### WHAT IS REQUIRED
Would you set down the data that follows, word for word, without any pictures?
==== GIVEN RECORDS ====
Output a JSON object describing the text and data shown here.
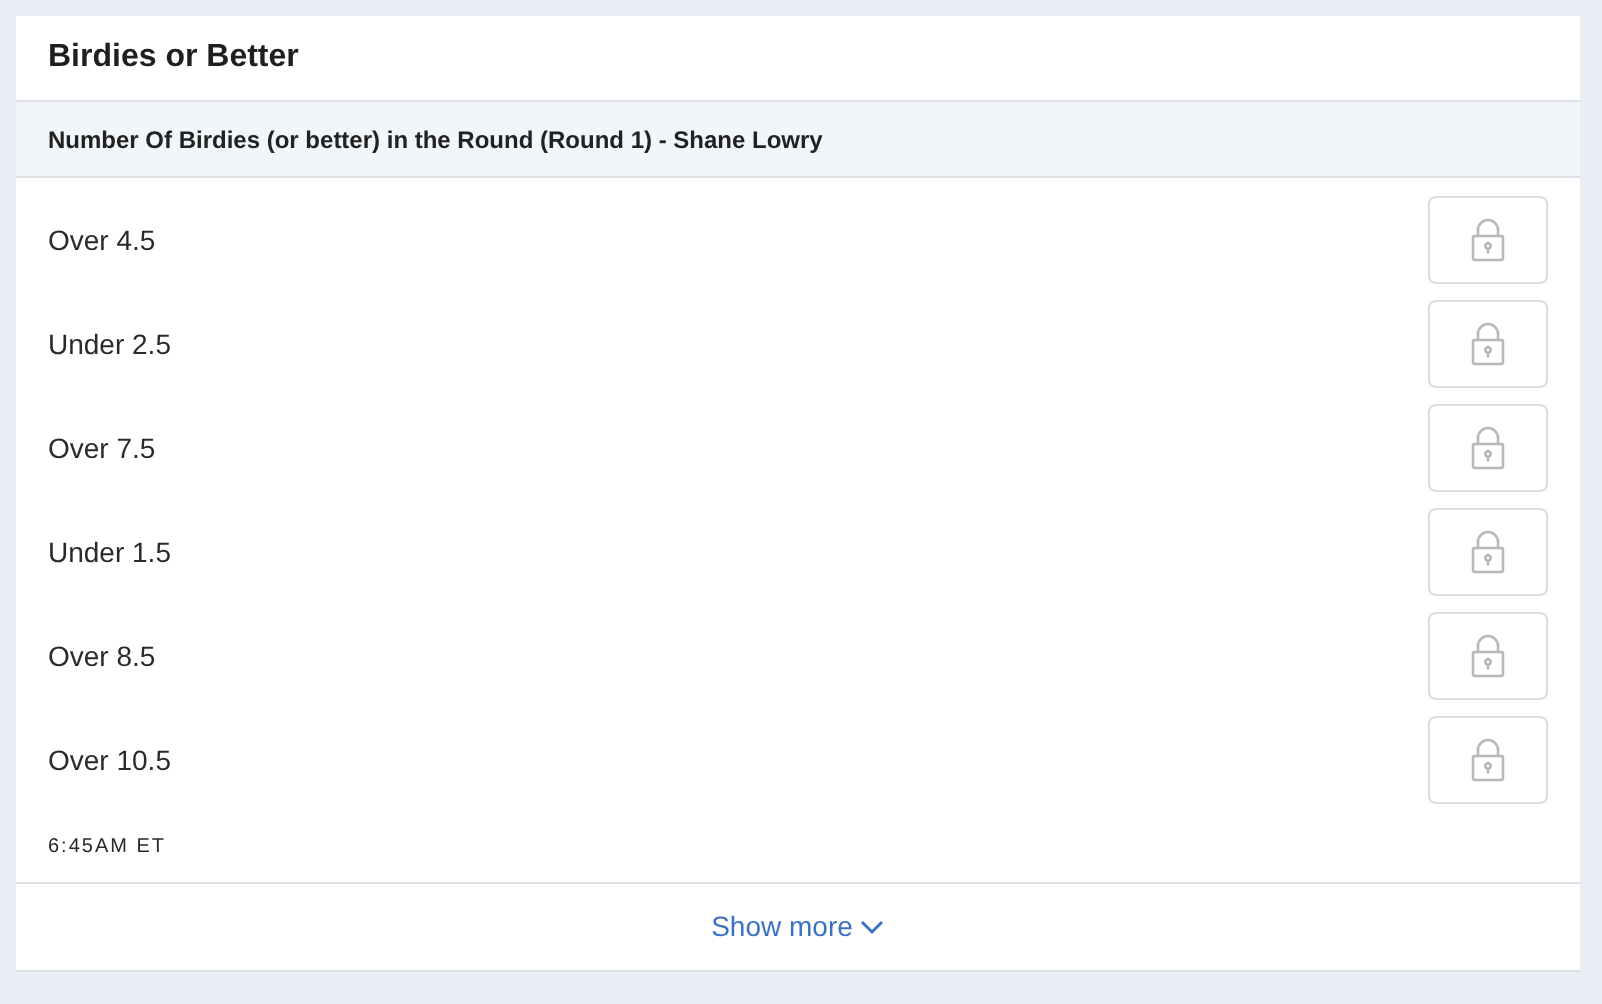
{
  "title": "Birdies or Better",
  "market": "Number Of Birdies (or better) in the Round (Round 1) - Shane Lowry",
  "options": [
    {
      "label": "Over 4.5",
      "locked": true
    },
    {
      "label": "Under 2.5",
      "locked": true
    },
    {
      "label": "Over 7.5",
      "locked": true
    },
    {
      "label": "Under 1.5",
      "locked": true
    },
    {
      "label": "Over 8.5",
      "locked": true
    },
    {
      "label": "Over 10.5",
      "locked": true
    }
  ],
  "time": "6:45AM ET",
  "show_more": "Show more"
}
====
### FINAL ANSWER
Output a JSON object describing the text and data shown here.
{
  "title": "Birdies or Better",
  "market": "Number Of Birdies (or better) in the Round (Round 1) - Shane Lowry",
  "options": [
    {
      "label": "Over 4.5",
      "locked": true
    },
    {
      "label": "Under 2.5",
      "locked": true
    },
    {
      "label": "Over 7.5",
      "locked": true
    },
    {
      "label": "Under 1.5",
      "locked": true
    },
    {
      "label": "Over 8.5",
      "locked": true
    },
    {
      "label": "Over 10.5",
      "locked": true
    }
  ],
  "time": "6:45AM ET",
  "show_more": "Show more"
}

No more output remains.